- Allen, J. M., Mailing, L. J., Niemiro, G. M., Moore, R., Cook, M. D., White, B. A., Holscher, H. D., & Woods, J. A. (2018). Exercise Alters Gut Microbiota Composition and Function in Lean and Obese Humans. Medicine and science in sports and exercise, 50(4), 747–757. https://doi.org/10.1249/MSS.0000000000001495
- How much water do you need to stay healthy? (2020, October 14). Retrieved from https://www.mayoclinic.org/healthy-lifestyle/nutrition-and-healthy-eating/in-depth/water/art-20044256#
- Hansen, T.H., Thomassen, M.T., Madsen, M.L. et al. The effect of drinking water pH on the human gut microbiota and glucose regulation: results of a randomized controlled cross-over intervention. Sci Rep 8, 16626 (2018). https://doi.org/10.1038/s41598-018-34761-5
- Peng M. (2017). How does plate size affect estimated satiation and intake for individuals in normal-weight and overweight groups?. Obesity science & practice, 3(3), 282–288. https://doi.org/10.1002/osp4.119
- Tsang, C., Hodgson, L., Bussu, A., Farhat, G., & Al-Dujaili, E. (2019). Effect of Polyphenol-Rich Dark Chocolate on Salivary Cortisol and Mood in Adults.
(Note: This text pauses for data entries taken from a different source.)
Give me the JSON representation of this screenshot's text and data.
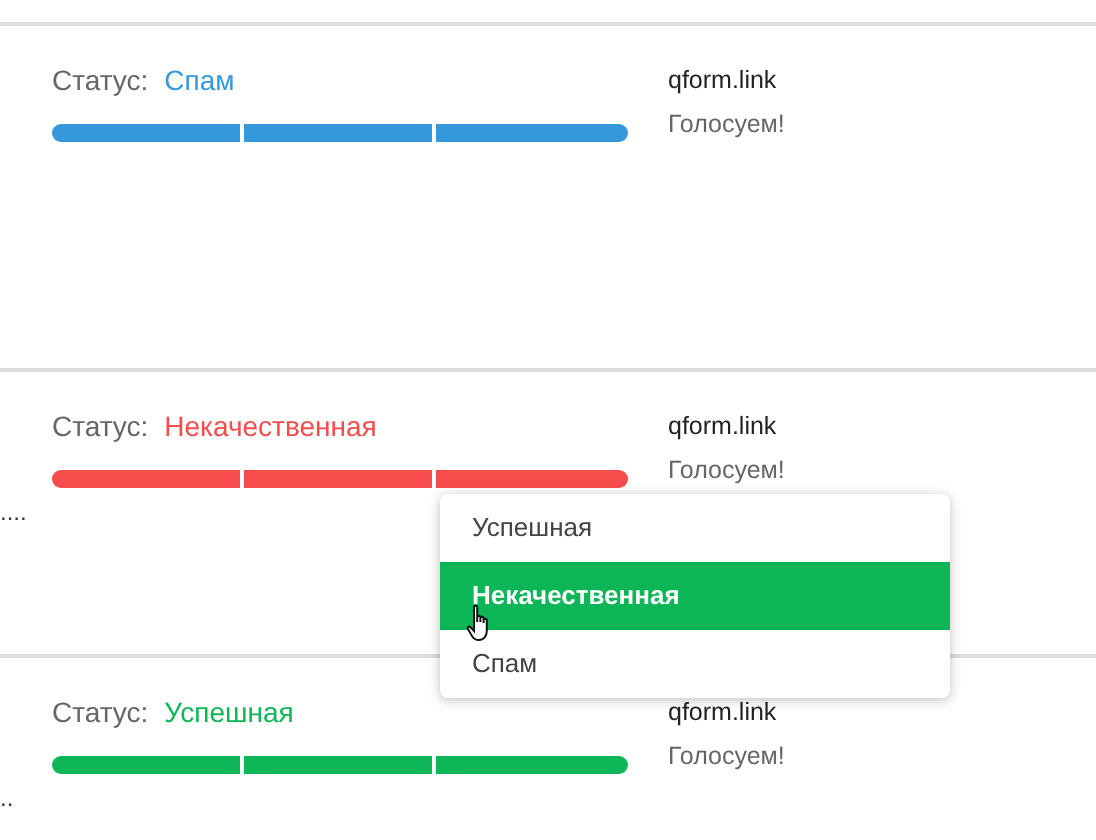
{
  "cards": [
    {
      "status_label": "Статус:",
      "status": "Спам",
      "color": "#3498db",
      "site": "qform.link",
      "message": "Голосуем!"
    },
    {
      "status_label": "Статус:",
      "status": "Некачественная",
      "color": "#f64c4c",
      "site": "qform.link",
      "message": "Голосуем!",
      "note": "...."
    },
    {
      "status_label": "Статус:",
      "status": "Успешная",
      "color": "#0db657",
      "site": "qform.link",
      "message": "Голосуем!",
      "note": ".."
    }
  ],
  "dropdown": {
    "items": [
      {
        "label": "Успешная",
        "selected": false
      },
      {
        "label": "Некачественная",
        "selected": true
      },
      {
        "label": "Спам",
        "selected": false
      }
    ]
  }
}
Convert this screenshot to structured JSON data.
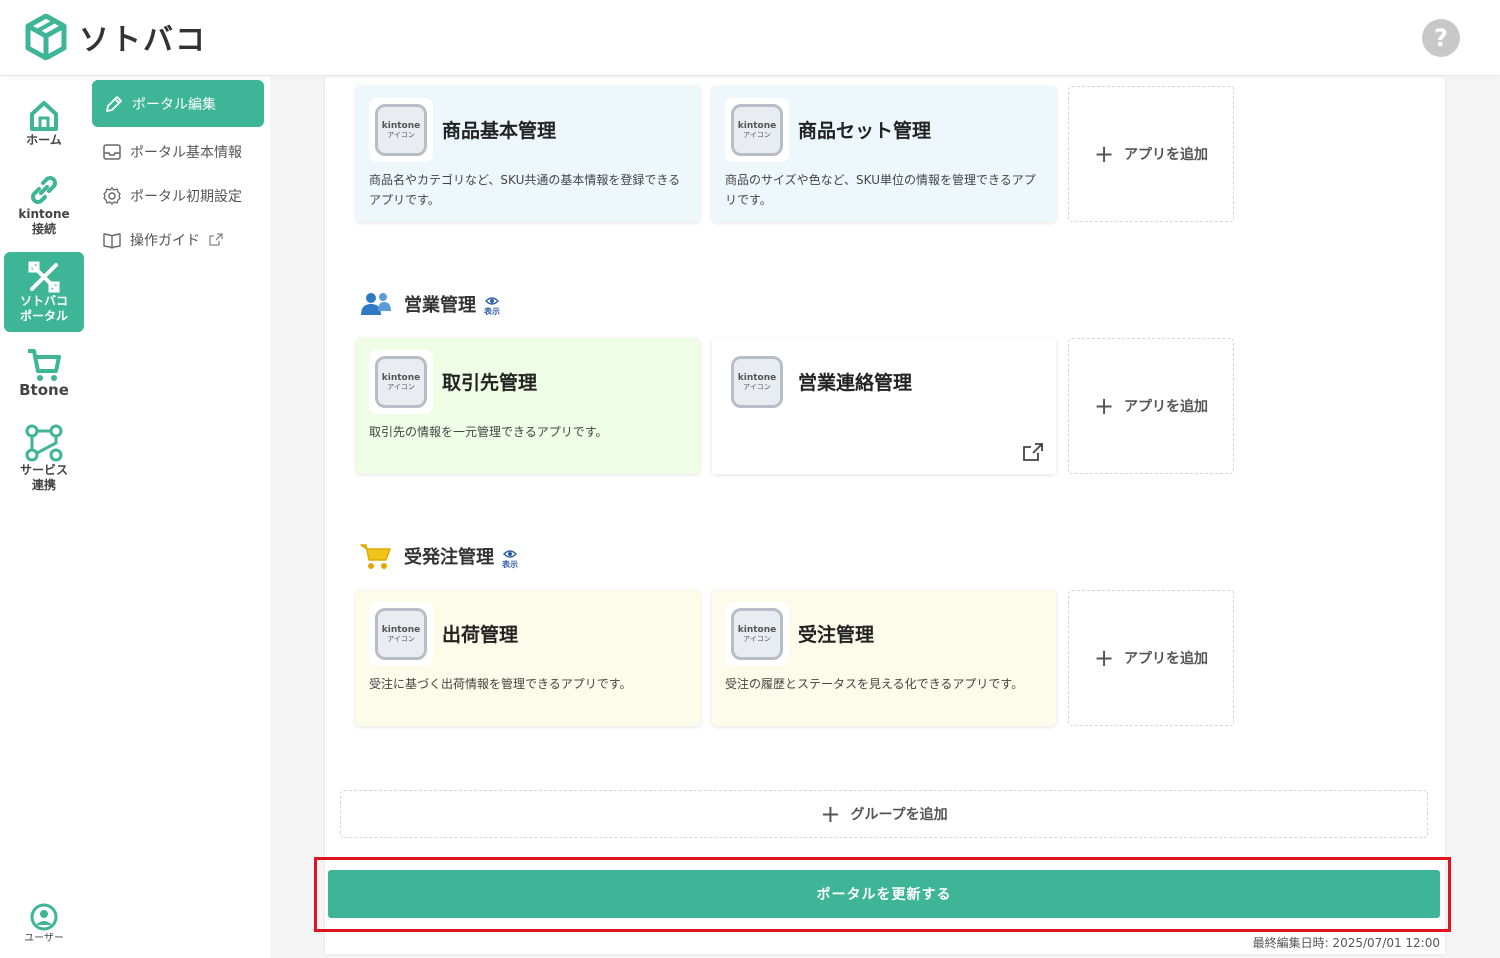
{
  "header": {
    "logo_text": "ソトバコ",
    "help_label": "?"
  },
  "rail": {
    "items": [
      {
        "label": "ホーム",
        "icon": "home-icon"
      },
      {
        "label": "kintone\n接続",
        "icon": "link-icon"
      },
      {
        "label": "ソトバコ\nポータル",
        "icon": "portal-tools-icon",
        "active": true
      },
      {
        "label": "Btone",
        "icon": "cart-icon"
      },
      {
        "label": "サービス\n連携",
        "icon": "service-connect-icon"
      }
    ],
    "user_label": "ユーザー"
  },
  "subnav": {
    "active": "ポータル編集",
    "items": [
      "ポータル基本情報",
      "ポータル初期設定",
      "操作ガイド"
    ]
  },
  "groups": [
    {
      "title": "",
      "apps": [
        {
          "title": "商品基本管理",
          "desc": "商品名やカテゴリなど、SKU共通の基本情報を登録できるアプリです。",
          "color": "blue"
        },
        {
          "title": "商品セット管理",
          "desc": "商品のサイズや色など、SKU単位の情報を管理できるアプリです。",
          "color": "blue"
        }
      ]
    },
    {
      "title": "営業管理",
      "visibility": "表示",
      "apps": [
        {
          "title": "取引先管理",
          "desc": "取引先の情報を一元管理できるアプリです。",
          "color": "green"
        },
        {
          "title": "営業連絡管理",
          "desc": "",
          "color": "white"
        }
      ]
    },
    {
      "title": "受発注管理",
      "visibility": "表示",
      "apps": [
        {
          "title": "出荷管理",
          "desc": "受注に基づく出荷情報を管理できるアプリです。",
          "color": "yellow"
        },
        {
          "title": "受注管理",
          "desc": "受注の履歴とステータスを見える化できるアプリです。",
          "color": "yellow"
        }
      ]
    }
  ],
  "kintone_icon": {
    "top": "kintone",
    "bottom": "アイコン"
  },
  "add_app_label": "アプリを追加",
  "add_group_label": "グループを追加",
  "update_button_label": "ポータルを更新する",
  "last_edited": "最終編集日時: 2025/07/01 12:00",
  "colors": {
    "accent": "#3db596",
    "highlight": "#e0141e"
  }
}
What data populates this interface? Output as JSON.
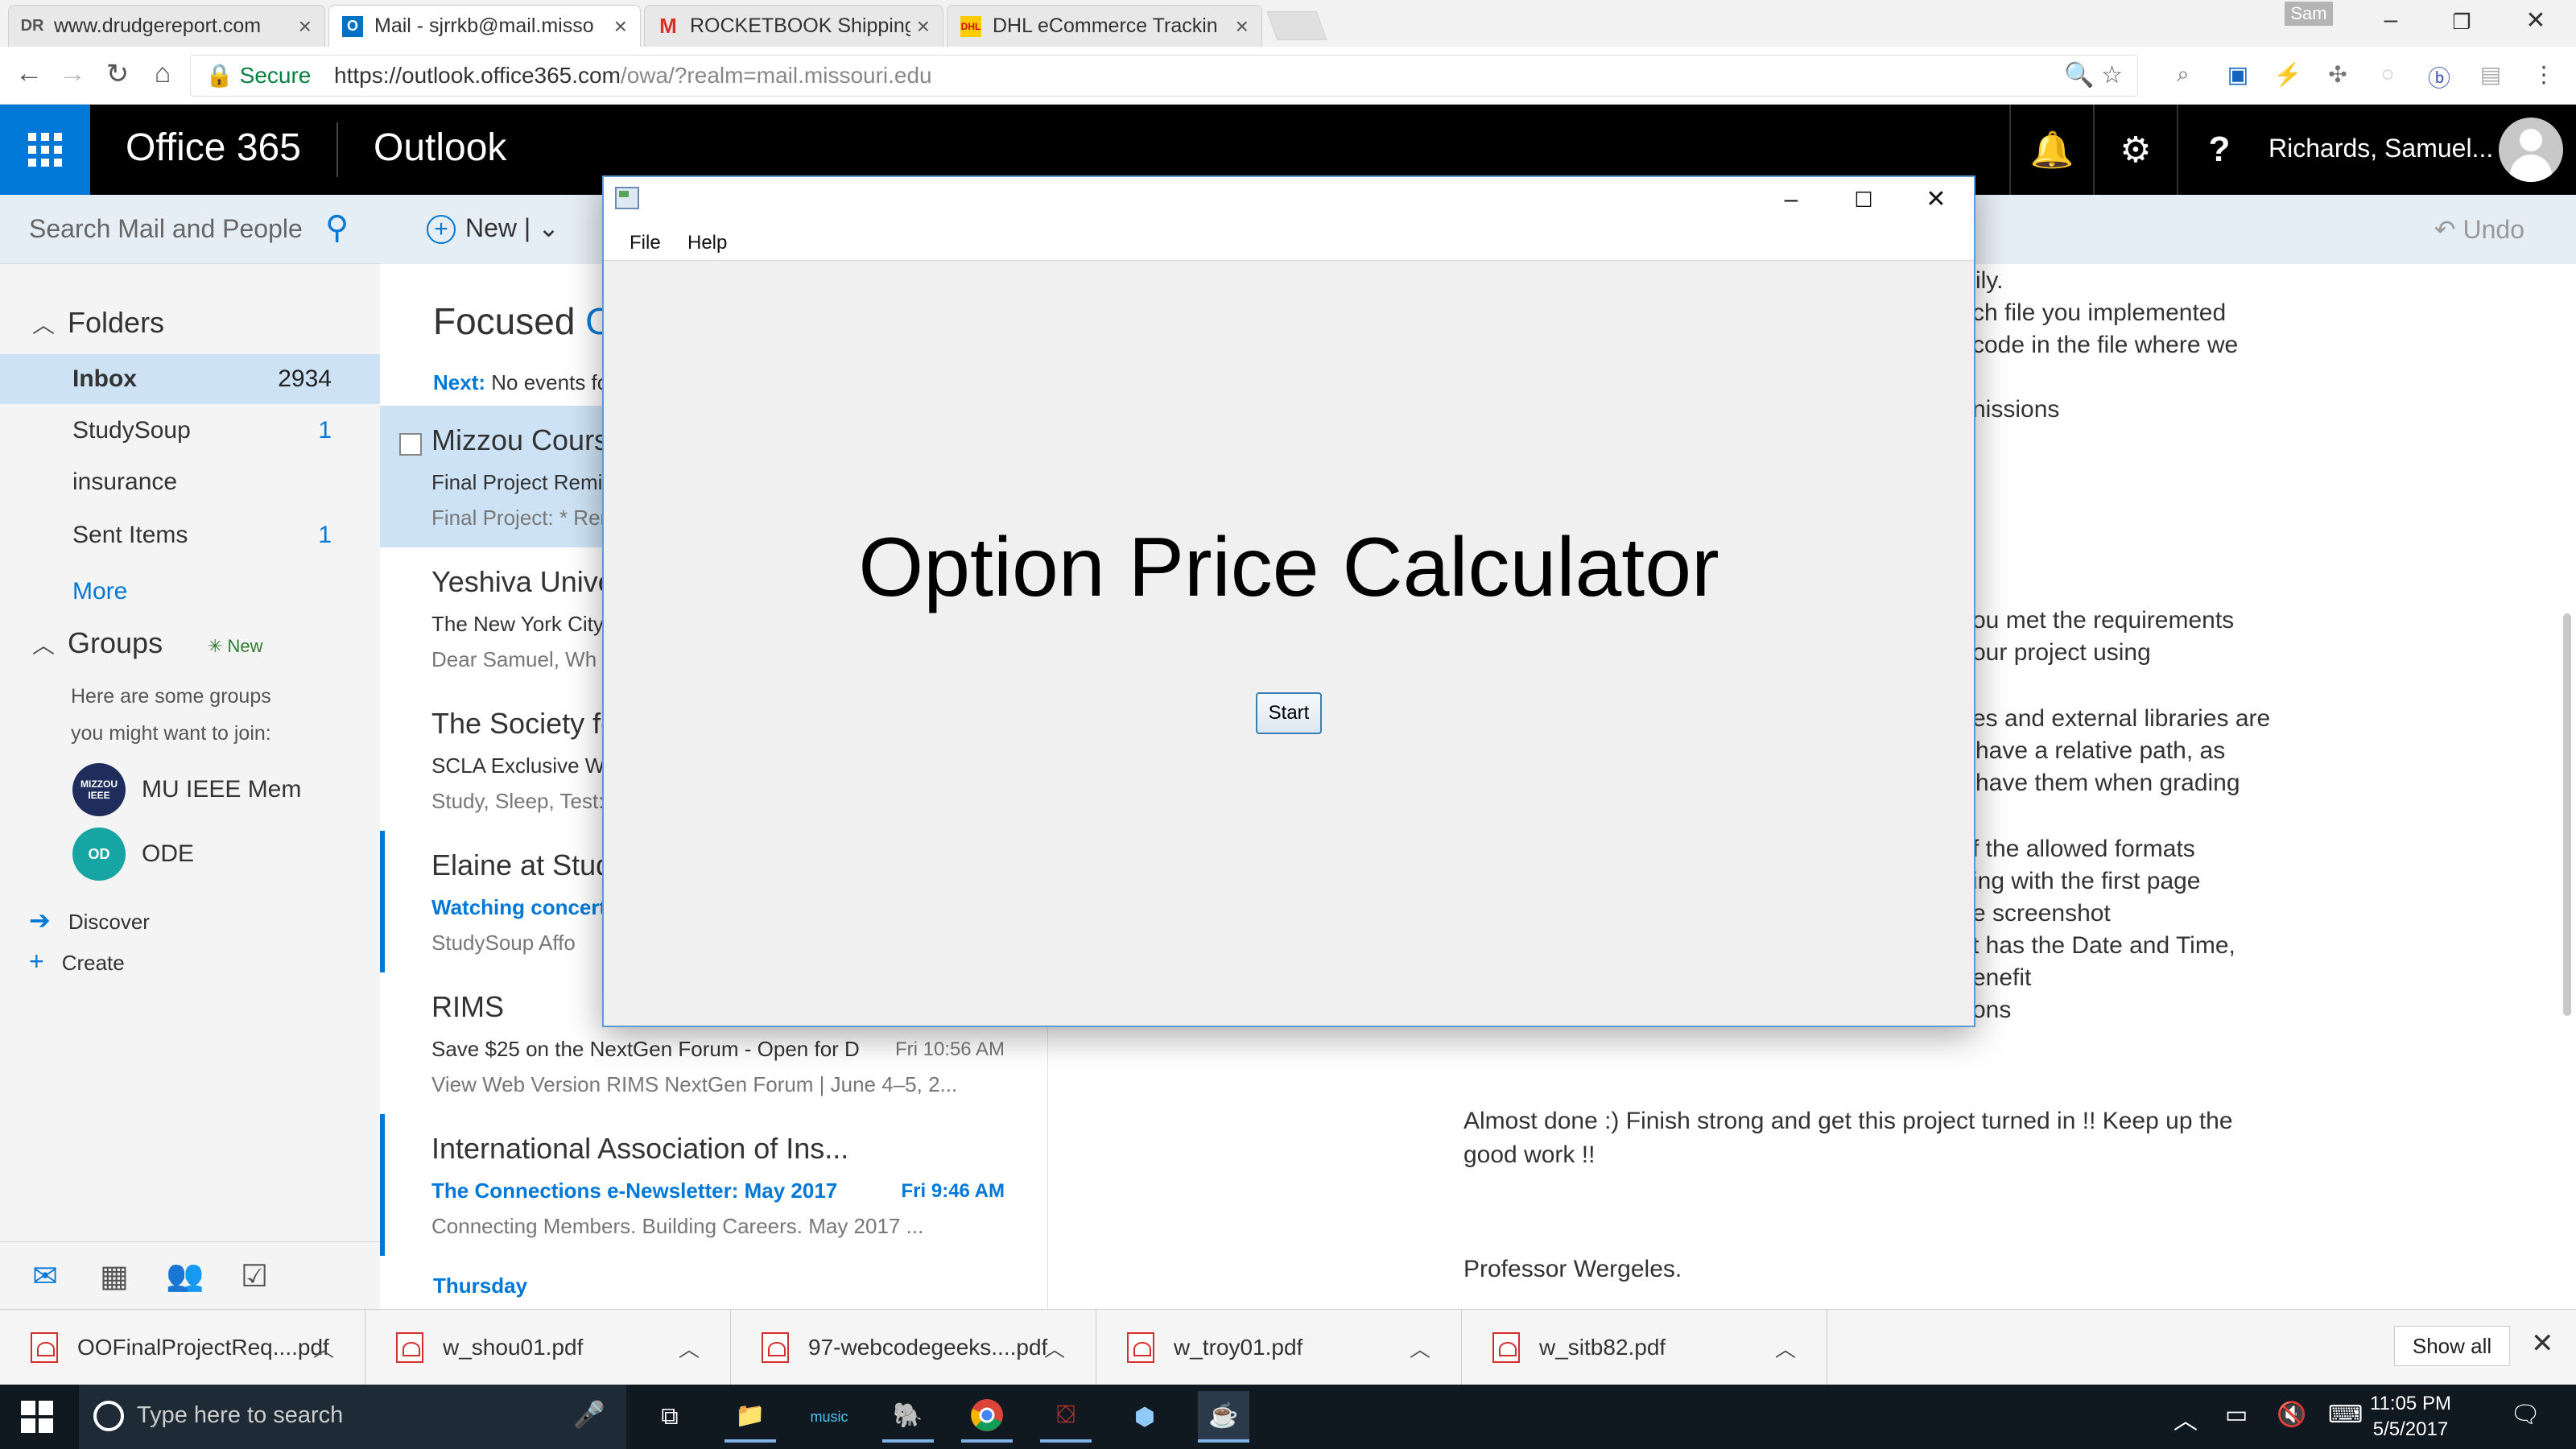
{
  "browser": {
    "tabs": [
      {
        "label": "www.drudgereport.com",
        "icon": "drudge-favicon"
      },
      {
        "label": "Mail - sjrrkb@mail.misso",
        "icon": "outlook-favicon"
      },
      {
        "label": "ROCKETBOOK Shipping C",
        "icon": "gmail-favicon"
      },
      {
        "label": "DHL eCommerce Trackin",
        "icon": "dhl-favicon"
      }
    ],
    "active_tab": 1,
    "profile_name": "Sam",
    "secure_label": "Secure",
    "url_host": "https://outlook.office365.com",
    "url_path": "/owa/?realm=mail.missouri.edu"
  },
  "o365": {
    "brand": "Office 365",
    "app": "Outlook",
    "user_name": "Richards, Samuel..."
  },
  "folders": {
    "search_placeholder": "Search Mail and People",
    "section_label": "Folders",
    "items": [
      {
        "label": "Inbox",
        "count": "2934"
      },
      {
        "label": "StudySoup",
        "count": "1"
      },
      {
        "label": "insurance",
        "count": ""
      },
      {
        "label": "Sent Items",
        "count": "1"
      }
    ],
    "more_label": "More",
    "groups_label": "Groups",
    "groups_new": "New",
    "groups_hint_1": "Here are some groups",
    "groups_hint_2": "you might want to join:",
    "groups": [
      {
        "name": "MU IEEE Mem",
        "initials": "MIZZOU IEEE",
        "color": "#1f2d5c"
      },
      {
        "name": "ODE",
        "initials": "OD",
        "color": "#16a5a3"
      }
    ],
    "discover_label": "Discover",
    "create_label": "Create"
  },
  "messagelist": {
    "new_label": "New",
    "focused_label": "Focused",
    "focused_tail": "O",
    "next_label": "Next:",
    "next_text": "No events fo",
    "messages": [
      {
        "sender": "Mizzou Cours",
        "subject": "Final Project Remin",
        "preview": "Final Project:  * Rem",
        "time": ""
      },
      {
        "sender": "Yeshiva Unive",
        "subject": "The New York City",
        "preview": "Dear Samuel,    Wh",
        "time": ""
      },
      {
        "sender": "The Society fo",
        "subject": "SCLA Exclusive We",
        "preview": "Study, Sleep, Test: T",
        "time": ""
      },
      {
        "sender": "Elaine at Stud",
        "subject": "Watching concert",
        "preview": "StudySoup      Affo",
        "time": ""
      },
      {
        "sender": "RIMS",
        "subject": "Save $25 on the NextGen Forum - Open for D",
        "preview": "View Web Version  RIMS NextGen Forum | June 4–5, 2...",
        "time": "Fri 10:56 AM"
      },
      {
        "sender": "International Association of Ins...",
        "subject": "The Connections e-Newsletter: May 2017",
        "preview": "Connecting Members. Building Careers.      May 2017 ...",
        "time": "Fri 9:46 AM"
      }
    ],
    "day_header": "Thursday"
  },
  "reading": {
    "undo_label": "Undo",
    "lines": [
      "ily.",
      "ch file you implemented",
      "code in the file where we",
      "nissions",
      "ou met the requirements",
      "our project using",
      "es and external libraries are",
      "have a relative path, as",
      "have them when grading",
      "f the allowed formats",
      "ing with the first page",
      "e screenshot",
      "t has the Date and Time,",
      "enefit",
      "ons",
      "Almost done :) Finish strong and get this project turned in !! Keep up the",
      "good work !!",
      "Professor Wergeles."
    ]
  },
  "downloads": {
    "files": [
      "OOFinalProjectReq....pdf",
      "w_shou01.pdf",
      "97-webcodegeeks....pdf",
      "w_troy01.pdf",
      "w_sitb82.pdf"
    ],
    "show_all": "Show all"
  },
  "taskbar": {
    "search_placeholder": "Type here to search",
    "time": "11:05 PM",
    "date": "5/5/2017"
  },
  "dialog": {
    "menu_file": "File",
    "menu_help": "Help",
    "heading": "Option Price Calculator",
    "start_label": "Start"
  },
  "colors": {
    "accent": "#0078d7",
    "header_bg": "#000000",
    "selected_bg": "#cde3f5"
  }
}
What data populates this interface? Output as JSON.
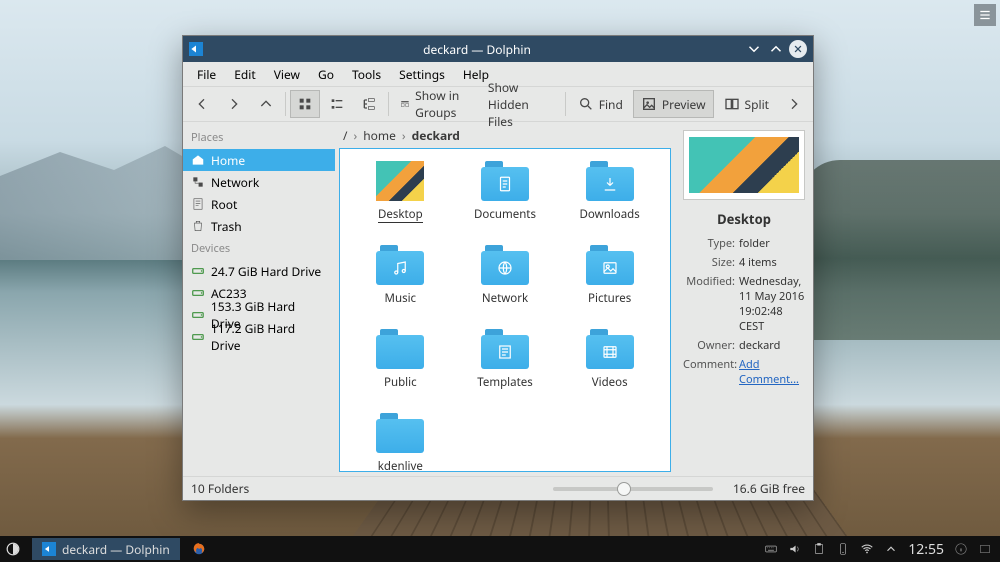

Antioxidants (Basel, Switzerland), 8(6), 149. https://doi.org/10.3390/antiox8060149
- Frazier, K., & Chang, E. B. (2020). Intersection of the Gut Microbiome and Circadian Rhythms in Metabolism. Trends in endocrinology and metabolism: TEM, 31(1), 25–36. https://doi.org/10.1016/j.tem.2019.08.013
- Faraut, B., Andrillon, T., Drogou, C., Gauriau, C., Dubois, A., Servonnet, A., Van Beers, P., Guillard, M., Gomez-Merino, D., Sauvet, F., Chennaoui, M., & Léger, D. (2020). Daytime Exposure to Blue-Enriched Light Counters the Effects of Sleep Restriction on Cortisol, Testosterone, Alpha-Amylase and Executive Processes. Frontiers in neuroscience, 13, 1366. https://doi.org/10.3389/fnins.2019.01366
- Cui, B., Su, D., Li, W., She, X., Zhang, M., Wang, R., & Zhai, Q. (2018). Effects of chronic noise exposure on the microbiome-gut-brain axis in senescence-accelerated prone mice: implications for Alzheimer’s disease. Journal of neuroinflammation, 15(1), 190. https://doi.org/10.1186/s12974-018-1223-4
* These statements have not been evaluated by the Food and Drug Administration. This product is not intended to diagnose, treat, cure or prevent any disease